But they did. They found Breust, right on the edge of the inside 50. Looking back on it, I agree with what Nathan Buckley said. I’m surprised Boris’ route to get on the mark was not noticed by the umpires and penalised 50 metres. Breust kicked, Boris smothered (‘Phew.’), Breust regained possession (‘Get him, Boris!’), Boris tried to bring him down but only brought himself down (‘No!’), and Breust found Isaac Smith, completely free, 40 metres out, on a slight angle. Everyone was ballistic. I knew the siren was going to go any second. And I was right. The siren went, a huge noise rang out as everyone stepped up, and the players dropped down on the ground in exhaustion. Smith gave a little smile, as he looked above the several Geelong players trying to make him miss. I thought he would kick it. He was a reliable shot, and I remembered his goal in the 2013 Grand Final. The ball sailed off his foot, it looked on line from our angle, but then it went to the right and we screamed in triumph.
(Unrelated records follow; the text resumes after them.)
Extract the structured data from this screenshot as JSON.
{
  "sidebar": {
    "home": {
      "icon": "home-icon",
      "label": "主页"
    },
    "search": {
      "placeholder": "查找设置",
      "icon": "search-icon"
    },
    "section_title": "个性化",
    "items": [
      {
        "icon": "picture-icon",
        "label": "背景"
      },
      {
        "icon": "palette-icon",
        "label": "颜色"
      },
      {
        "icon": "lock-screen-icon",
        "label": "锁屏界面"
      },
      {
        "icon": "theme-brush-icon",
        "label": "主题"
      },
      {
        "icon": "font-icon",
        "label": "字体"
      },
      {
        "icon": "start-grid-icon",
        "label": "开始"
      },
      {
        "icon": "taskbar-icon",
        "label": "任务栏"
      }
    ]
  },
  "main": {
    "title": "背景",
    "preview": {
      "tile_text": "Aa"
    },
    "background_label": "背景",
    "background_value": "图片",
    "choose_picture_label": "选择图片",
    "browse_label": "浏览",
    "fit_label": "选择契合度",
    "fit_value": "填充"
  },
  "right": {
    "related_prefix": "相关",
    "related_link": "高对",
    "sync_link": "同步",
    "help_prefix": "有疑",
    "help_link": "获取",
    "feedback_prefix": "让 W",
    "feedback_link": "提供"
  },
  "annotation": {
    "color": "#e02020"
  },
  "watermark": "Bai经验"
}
We sang the song with incredible gusto, and yelled ‘Smithy!’ over and over again.


The gut feeling was right, the text was a good omen, and we had bragging rights over Hawthorn until next year.


And this game only strengthened the rivalry even more. So I’m sure it’s not going to die any time soon.


GEELONG 2.3 5.5 10.9 12.13 (85)
HAWTHORN 1.2 6.6 10.7 12.11 (83)


Geelong: Caddy 2, McCarthy 2, Motlop 2, Hawkins 2, J. Selwood, Menzel, Guthrie, Blicavs
Hawthorn: Breust 3, Rioli 2, Schoenmakers 2, Gunston 2, Burgoyne 2, Hill


Geelong: J. Selwood, Dangerfield, Guthrie, Hawkins, McCarthy, Blicavs, Menegola
Hawthorn: Lewis, Birchall, Gunston, Rioli, Breust, Hodge, Mitchell


UMPIRES: Margetts, Stevic, Meredith

CROWD: 87,533

OUR VOTES: Lewis (HAW) 3, Dangerfield (GEEL) 2, J. Selwood (GEEL) 1

About Ethan Munro

A faithful 14-year old Geelong supporter.


  1. It’s like a mini GF, before the real GF. After this game, I cared less about what happened. Hawthorn, Geelong and Sydney all looked like lumbering old-school teams up against the Doggies anyway, so maybe an era has ended…

Leave a Comment